INDIANAPOLIS — Sunday marks the first time several Indianapolis area mothers will celebrate Mother’s Day since losing their child to gun violence.
Jeanna Parker, founder of Parents Forever 4 Justice, and Melissa Jude, president of the nonprofit How Tired Are You Inc., wanted to show other mothers who have endured similar pain and loss to what they’ve experienced, that they don’t have to go through it alone.
“We decided to throw a Mother’s Day picnic for mothers of homicide victims just because it’s the first Mother’s Day for a lot of us that have lost our children,” said Melissa Jude, whose 20-year-old son, Chandler Bussey, was shot and killed in June of 2020.
Around 10 mothers who lost a child to gun violence attended Saturday’s picnic, as well as several families and volunteers who help support the efforts.
“All of our situations are different,” said Parker. “Everybody experiences something different, but we’re all dealing with heartbreak, and we are tired of the murders.”
“Some of us, they’ve been in it for a long time, and we know that this is probably going to be painful for a lot of mothers, so we just wanted to come together and support each other,” said Jude.
Parker said the last year has been a rollercoaster of emotions for her and her family. Her 20-year-old son, Corhon Williams, was shot and killed just days after Jude’s son.
She said Saturday’s event was a moment of healing and peace for her after a year that has been extraordinarily difficult, and she hopes the day provided the same feeling of support for others who attended.
“It felt good to comfort somebody else so I could forget what I was feeling today,” said Parker. “I don’t want anybody to have to suffer a Mother’s Day without their child.”
Parker said each of her children have a special place in her heart, but that the day her son’s life was taken, a piece of her heart was too.
“That place is gone with my son, and it’s never going to be complete,” she said through tears.
Jude and Parker have turned their lived experiences of heartache and grief into a push for justice in honor of their sons and the many others who have lost their lives at a young age to gun violence.
“If I don’t ever receive justice for my son, I need to make sure that I am pulling for somebody else to receive justice for their son,” shared Parker. “That’s my whole purpose.

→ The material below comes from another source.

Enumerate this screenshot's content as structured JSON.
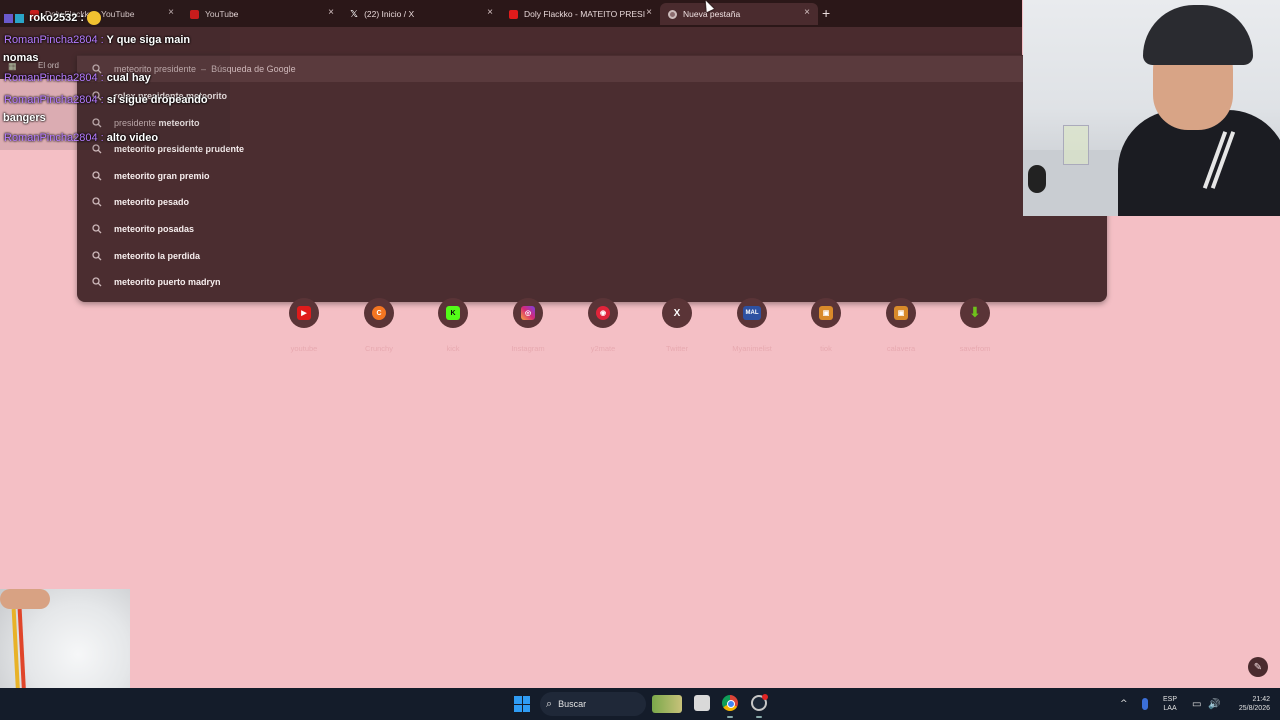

No, it may not feel good that my son may never receive justice, but my heart is pulling for the next parent to receive a favorable outcome for their situation.”
Parker said she wants everyone who is impacted by gun violence — mothers, fathers, sisters, brothers, friends, whoever it may be — to know that they are not in this fight alone.
“We want the guns off the street. We want justice. We want better relationships with detectives and better relationships with the mayor and whoever it is that can help the next mother falling behind me,” said Parker.
“We’re out here trying to make changes,” she continued. “It starts somewhere. It starts with one person, one organization. It starts somewhere.”
Parker said when people don’t get involved on the front end and demand change, the cycle continues.
“The more people that don’t say anything, the more people that don’t put a hand in to try and help, the more people that turn a blind eye, the more people that keep their mouth shut is the more murders that are going to happen,” she said.
“People are so cold. It’s not okay. It should not be normalized to wake up to three or four murders a day,” expressed Parker.
She said when another life is taken due to gun violence, even just reading about it, is something that brings her back to last year when she learned her son was one of two people killed in a shooting.
“It breaks your heart all over again,” said Parker. “It’s just like your child getting killed or your brother, whoever, getting killed all over again.
“There has to be something done, and we have to stop acting like this should be our new normal life, and it should be okay. It’s not okay, and we have to step in and do something about it.”
The two mothers were brought together in a way they never expected, but they want to initiate change in the community so they can help lessen the number of families who have to endure the loss of a child due to gun violence.
Both mothers continue to pursue justice in their own son’s cases. There have still been no arrests made in either.
Anyone with information is asked to contact Crime Stoppers at 317-262-TIPS (8477). Tips are considered anonymous and could be worth a reward up to $1,000.